In recent years, Indianapolis has been known for its increasingly high murder rates per capita, but Rep. John Bartlett has proposed a solution to the violence: bringing back school prayer.
Bartlett, D-Indianapolis, authored legislation this session that would protect — but not force — students of any faith who wish to pray during the school day. It would prohibit any potential discrimination against students expressing their religion before, during and after school. House Bill 1024 is now sitting at Gov. Eric Holcomb’s desk, awaiting his signature.
“It’s important, I think, we look at our society and where we are today, and we make adjustments and try to make things better,” Bartlett said.
A provision of the bill also encourages schools to include curriculum that teaches students about an array of world religions if the school has the resources to afford to do so.
There’s nothing in the bill that would make it mandatory for students to pray, Bartlett said. It merely requires that schools allow time throughout the day for students to pray. Bartlett said “communicating with a higher power” can teach important skills of conflict resolution to students.
Though the Constitution already delineates the freedom for individuals to express their religion, Bartlett said he thinks it’s important to reinforce those freedoms at a state level.
“A lot of schools are not sure what they can and cannot do,” Bartlett said. “This just lets them know that we can do this by law. We have a right to do this.”
When the bill was originally introduced in the legislature, the Jewish community expressed public concern. Legislators opposed to the bill also voiced fears that the legislation would allow for non-Christians to be singled out or that it would be fodder for more lawsuits against schools.
David Sklar, director of government affairs at the Indianapolis Jewish Community Relations Council, said the JCRC originally opposed the bill.
They were particularly worried about one provision that said there would be time set aside for public prayer at any kind of school-related public event, such as a graduation ceremony or sporting event.
This would’ve meant that there would need to be a system for students who didn’t wish to be a part of that prayer time to remove themselves from that situation.
“As representatives of a minority religious community, obviously we take the separation of church and state very seriously,” Sklar said.
Students can certainly express religious beliefs, but schools cannot endorse them, Sklar said.
The JCRC worked with legislators to get this provision of the bill removed, and Sklar said as it stands now, without that section, they are basically neutral on the bill.
“I think we still have some moderate concerns,” Sklar said. “I don’t know that we think that the bill is ultimately necessary, but everything that’s left is pretty well-drafted to be constitutional.”
Daniel McMullen, a 2013 graduate of Bloomington High School South, said he believes the bill to be a victory for religious freedom.

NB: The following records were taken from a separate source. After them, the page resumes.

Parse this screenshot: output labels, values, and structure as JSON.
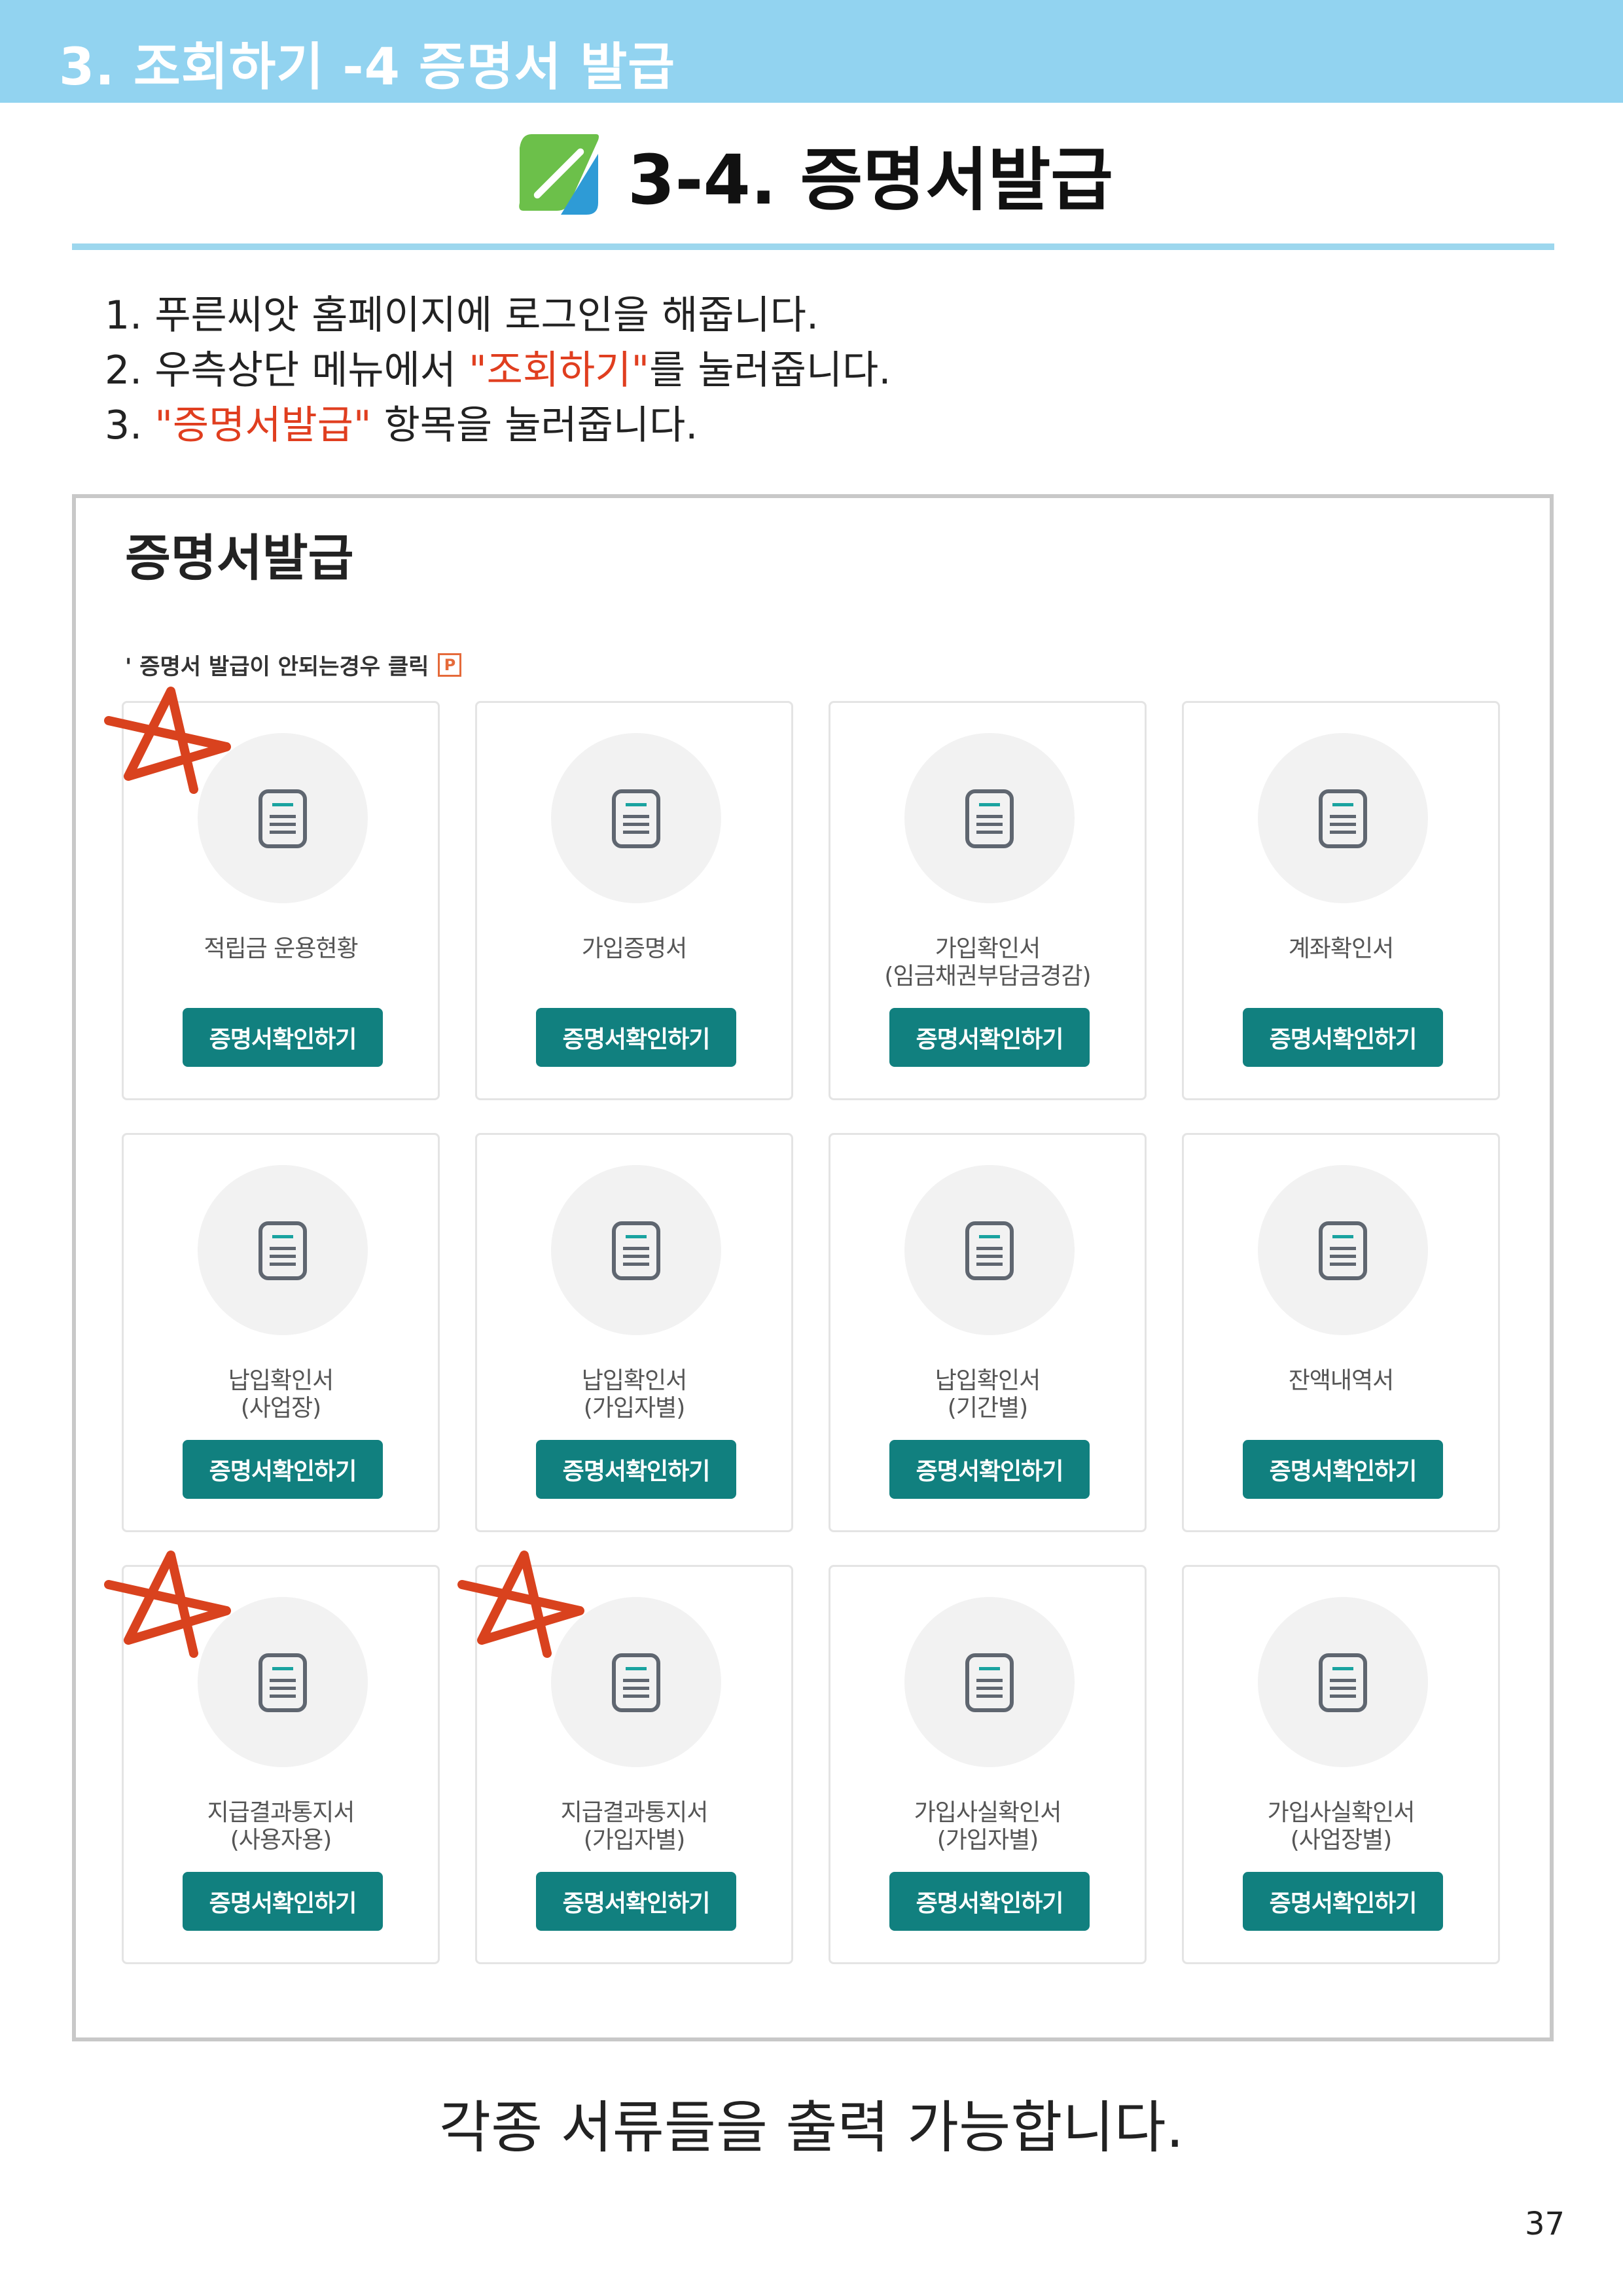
{
  "header": {
    "section_title": "3. 조회하기 -4 증명서 발급"
  },
  "title": {
    "text": "3-4. 증명서발급",
    "logo_icon": "leaf-logo-icon",
    "logo_colors": [
      "#6cc04a",
      "#2e9bd6"
    ]
  },
  "steps": [
    {
      "num": "1.",
      "pre": "푸른씨앗 홈페이지에 로그인을 해줍니다.",
      "highlight": "",
      "post": ""
    },
    {
      "num": "2.",
      "pre": "우측상단 메뉴에서 ",
      "highlight": "\"조회하기\"",
      "post": "를 눌러줍니다."
    },
    {
      "num": "3.",
      "pre": "",
      "highlight": "\"증명서발급\"",
      "post": " 항목을 눌러줍니다."
    }
  ],
  "screenshot": {
    "title": "증명서발급",
    "notice": "' 증명서 발급이 안되는경우 클릭",
    "notice_icon_letter": "P",
    "button_label": "증명서확인하기",
    "button_color": "#11807f",
    "cards": [
      {
        "line1": "적립금 운용현황",
        "line2": "",
        "starred": true
      },
      {
        "line1": "가입증명서",
        "line2": "",
        "starred": false
      },
      {
        "line1": "가입확인서",
        "line2": "(임금채권부담금경감)",
        "starred": false
      },
      {
        "line1": "계좌확인서",
        "line2": "",
        "starred": false
      },
      {
        "line1": "납입확인서",
        "line2": "(사업장)",
        "starred": false
      },
      {
        "line1": "납입확인서",
        "line2": "(가입자별)",
        "starred": false
      },
      {
        "line1": "납입확인서",
        "line2": "(기간별)",
        "starred": false
      },
      {
        "line1": "잔액내역서",
        "line2": "",
        "starred": false
      },
      {
        "line1": "지급결과통지서",
        "line2": "(사용자용)",
        "starred": true
      },
      {
        "line1": "지급결과통지서",
        "line2": "(가입자별)",
        "starred": true
      },
      {
        "line1": "가입사실확인서",
        "line2": "(가입자별)",
        "starred": false
      },
      {
        "line1": "가입사실확인서",
        "line2": "(사업장별)",
        "starred": false
      }
    ]
  },
  "caption": "각종 서류들을 출력 가능합니다.",
  "page_number": "37",
  "colors": {
    "header_band": "#92d3f0",
    "highlight": "#e03e1f",
    "star": "#d9421e"
  }
}
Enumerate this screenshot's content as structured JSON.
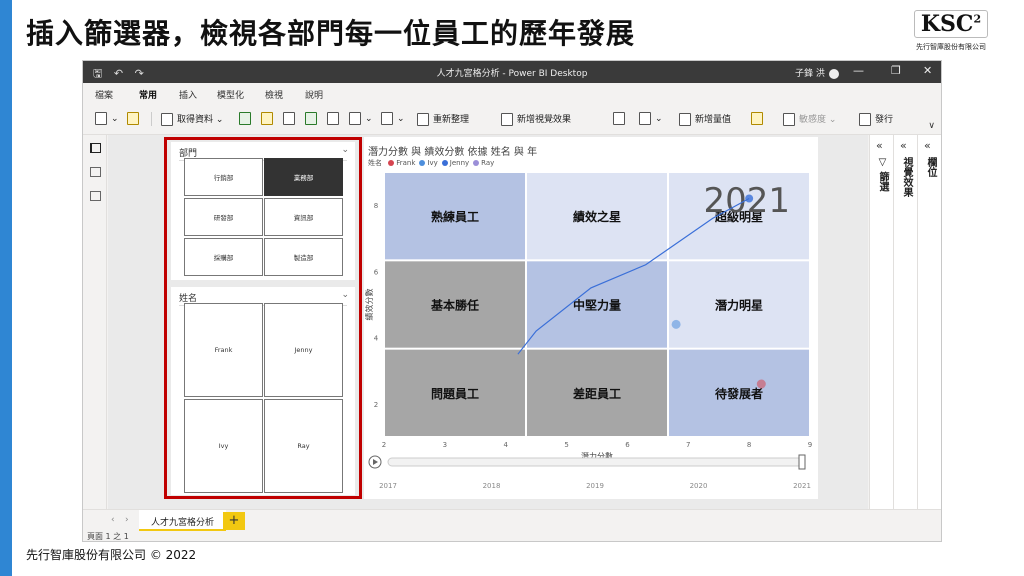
{
  "slide": {
    "title": "插入篩選器，檢視各部門每一位員工的歷年發展",
    "logo": {
      "text": "KSC",
      "sup": "2",
      "subtitle": "先行智庫股份有限公司"
    },
    "footer": "先行智庫股份有限公司 © 2022"
  },
  "window": {
    "title": "人才九宮格分析 - Power BI Desktop",
    "user": "子鋒 洪",
    "quick_access": {
      "save": "🖫",
      "undo": "↶",
      "redo": "↷"
    },
    "controls": {
      "minimize": "—",
      "restore": "❐",
      "close": "✕"
    }
  },
  "menu": {
    "items": [
      "檔案",
      "常用",
      "插入",
      "模型化",
      "檢視",
      "說明"
    ],
    "active": "常用"
  },
  "ribbon": {
    "get_data": "取得資料",
    "refresh": "重新整理",
    "new_visual": "新增視覺效果",
    "new_measure": "新增量值",
    "sensitivity": "敏感度",
    "publish": "發行",
    "collapse": "∨"
  },
  "panels": {
    "filters": "篩選",
    "visualizations": "視覺效果",
    "fields": "欄位",
    "expand_icon": "«"
  },
  "page_tabs": {
    "tab": "人才九宮格分析",
    "add": "+",
    "prev": "‹",
    "next": "›"
  },
  "status": {
    "page": "頁面 1 之 1"
  },
  "slicer_dept": {
    "header": "部門",
    "chevron": "⌄",
    "items": [
      "行銷部",
      "業務部",
      "研發部",
      "資訊部",
      "採購部",
      "製造部"
    ],
    "selected": "業務部"
  },
  "slicer_name": {
    "header": "姓名",
    "chevron": "⌄",
    "items": [
      "Frank",
      "Jenny",
      "Ivy",
      "Ray"
    ]
  },
  "chart_data": {
    "type": "scatter",
    "title": "潛力分數 與 績效分數 依據 姓名 與 年",
    "legend_title": "姓名",
    "series": [
      {
        "name": "Frank",
        "color": "#d64550"
      },
      {
        "name": "Ivy",
        "color": "#4e8fdc"
      },
      {
        "name": "Jenny",
        "color": "#3a6fd8"
      },
      {
        "name": "Ray",
        "color": "#9b8fd8"
      }
    ],
    "xlabel": "潛力分數",
    "ylabel": "績效分數",
    "xlim": [
      2,
      9
    ],
    "ylim": [
      1,
      9
    ],
    "xticks": [
      2,
      3,
      4,
      5,
      6,
      7,
      8,
      9
    ],
    "yticks": [
      2,
      4,
      6,
      8
    ],
    "play_axis": {
      "label": "年",
      "ticks": [
        "2017",
        "2018",
        "2019",
        "2020",
        "2021"
      ],
      "current": "2021",
      "play_icon": "▷"
    },
    "grid_labels": [
      [
        "熟練員工",
        "績效之星",
        "超級明星"
      ],
      [
        "基本勝任",
        "中堅力量",
        "潛力明星"
      ],
      [
        "問題員工",
        "差距員工",
        "待發展者"
      ]
    ],
    "grid_colors": [
      [
        "#b4c2e3",
        "#dde3f3",
        "#dde3f3"
      ],
      [
        "#a6a6a6",
        "#b4c2e3",
        "#dde3f3"
      ],
      [
        "#a6a6a6",
        "#a6a6a6",
        "#b4c2e3"
      ]
    ],
    "trail": {
      "series": "Jenny",
      "x": [
        4.2,
        4.5,
        5.4,
        6.3,
        7.4,
        8.0
      ],
      "y": [
        3.5,
        4.2,
        5.5,
        6.2,
        7.6,
        8.2
      ]
    },
    "points": [
      {
        "series": "Ivy",
        "x": 6.8,
        "y": 4.4
      },
      {
        "series": "Frank",
        "x": 8.2,
        "y": 2.6
      }
    ]
  }
}
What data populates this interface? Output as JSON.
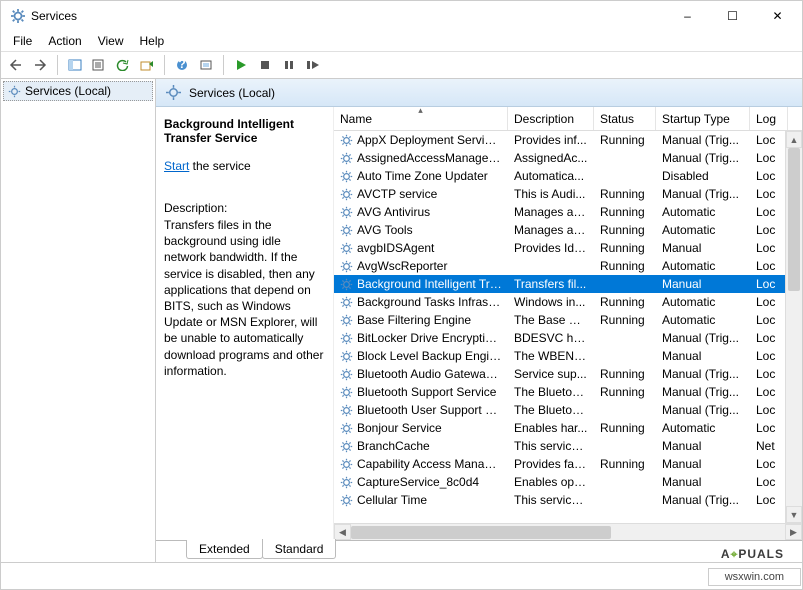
{
  "window": {
    "title": "Services",
    "controls": {
      "min": "–",
      "max": "☐",
      "close": "✕"
    }
  },
  "menu": [
    "File",
    "Action",
    "View",
    "Help"
  ],
  "tree": {
    "root": "Services (Local)"
  },
  "header": {
    "title": "Services (Local)"
  },
  "detail": {
    "name": "Background Intelligent Transfer Service",
    "start_label": "Start",
    "start_suffix": " the service",
    "desc_label": "Description:",
    "description": "Transfers files in the background using idle network bandwidth. If the service is disabled, then any applications that depend on BITS, such as Windows Update or MSN Explorer, will be unable to automatically download programs and other information."
  },
  "columns": {
    "name": "Name",
    "description": "Description",
    "status": "Status",
    "startup": "Startup Type",
    "logon": "Log"
  },
  "services": [
    {
      "name": "AppX Deployment Service (...",
      "desc": "Provides inf...",
      "status": "Running",
      "type": "Manual (Trig...",
      "log": "Loc",
      "sel": false
    },
    {
      "name": "AssignedAccessManager Se...",
      "desc": "AssignedAc...",
      "status": "",
      "type": "Manual (Trig...",
      "log": "Loc",
      "sel": false
    },
    {
      "name": "Auto Time Zone Updater",
      "desc": "Automatica...",
      "status": "",
      "type": "Disabled",
      "log": "Loc",
      "sel": false
    },
    {
      "name": "AVCTP service",
      "desc": "This is Audi...",
      "status": "Running",
      "type": "Manual (Trig...",
      "log": "Loc",
      "sel": false
    },
    {
      "name": "AVG Antivirus",
      "desc": "Manages an...",
      "status": "Running",
      "type": "Automatic",
      "log": "Loc",
      "sel": false
    },
    {
      "name": "AVG Tools",
      "desc": "Manages an...",
      "status": "Running",
      "type": "Automatic",
      "log": "Loc",
      "sel": false
    },
    {
      "name": "avgbIDSAgent",
      "desc": "Provides Ide...",
      "status": "Running",
      "type": "Manual",
      "log": "Loc",
      "sel": false
    },
    {
      "name": "AvgWscReporter",
      "desc": "",
      "status": "Running",
      "type": "Automatic",
      "log": "Loc",
      "sel": false
    },
    {
      "name": "Background Intelligent Tran...",
      "desc": "Transfers fil...",
      "status": "",
      "type": "Manual",
      "log": "Loc",
      "sel": true
    },
    {
      "name": "Background Tasks Infrastruc...",
      "desc": "Windows in...",
      "status": "Running",
      "type": "Automatic",
      "log": "Loc",
      "sel": false
    },
    {
      "name": "Base Filtering Engine",
      "desc": "The Base Fil...",
      "status": "Running",
      "type": "Automatic",
      "log": "Loc",
      "sel": false
    },
    {
      "name": "BitLocker Drive Encryption ...",
      "desc": "BDESVC hos...",
      "status": "",
      "type": "Manual (Trig...",
      "log": "Loc",
      "sel": false
    },
    {
      "name": "Block Level Backup Engine ...",
      "desc": "The WBENG...",
      "status": "",
      "type": "Manual",
      "log": "Loc",
      "sel": false
    },
    {
      "name": "Bluetooth Audio Gateway S...",
      "desc": "Service sup...",
      "status": "Running",
      "type": "Manual (Trig...",
      "log": "Loc",
      "sel": false
    },
    {
      "name": "Bluetooth Support Service",
      "desc": "The Bluetoo...",
      "status": "Running",
      "type": "Manual (Trig...",
      "log": "Loc",
      "sel": false
    },
    {
      "name": "Bluetooth User Support Ser...",
      "desc": "The Bluetoo...",
      "status": "",
      "type": "Manual (Trig...",
      "log": "Loc",
      "sel": false
    },
    {
      "name": "Bonjour Service",
      "desc": "Enables har...",
      "status": "Running",
      "type": "Automatic",
      "log": "Loc",
      "sel": false
    },
    {
      "name": "BranchCache",
      "desc": "This service ...",
      "status": "",
      "type": "Manual",
      "log": "Net",
      "sel": false
    },
    {
      "name": "Capability Access Manager ...",
      "desc": "Provides fac...",
      "status": "Running",
      "type": "Manual",
      "log": "Loc",
      "sel": false
    },
    {
      "name": "CaptureService_8c0d4",
      "desc": "Enables opti...",
      "status": "",
      "type": "Manual",
      "log": "Loc",
      "sel": false
    },
    {
      "name": "Cellular Time",
      "desc": "This service ...",
      "status": "",
      "type": "Manual (Trig...",
      "log": "Loc",
      "sel": false
    }
  ],
  "tabs": {
    "extended": "Extended",
    "standard": "Standard"
  },
  "status_bar": "wsxwin.com",
  "watermark": {
    "pre": "A",
    "mid": "⌖",
    "post": "PUALS"
  }
}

McMullen remembers some of the adverse responses he received when he prayed publicly in high school, he said.
One time, he said, a girl asked him why he was praying.
“Don’t you know you’re at school?” she asked. He’d just laugh, not knowing what to say.
McMullen, who says he has and always will identify as a Christian, recently converted to the Church of Jesus Christ of Latter-day Saints.
“I think it would have been a little easier if people wouldn’t have questioned or judged as they did in a public environment,” McMullen said. “Now, when and if it gets enacted, I think it will prevent that.”
McMullen also said the curriculum provision of the bill, where students can have the opportunity to learn about other religions, may expose students to knowledge they otherwise wouldn’t have come across.
Bartlett said he’d like to give the legislation a few test years to go into effect and see if there are issues that need tweaking.
Throughout the process this legislative session, a majority of legislators did not express much opposition to this bill.
According to the Indiana General Assembly website, the House concurred on Senate amendments to the bill 78-7 on April 13. The Senate president pro tempore and the House speaker have signed off on the bill. Now it merely awaits the governor’s approval.
Like what you're reading? Support independent, award-winning college journalism on this site. Donate here.
IU baseball defeated Coastal Carolina on Monday to finish 3-1 in its opening weekend of games.
The online Kelley Direct MBA program can take two to five years to complete, according to the Kelley School of Business website.
Researchers look at solutions ranging from public-private partnerships to cybersecurity insurance programs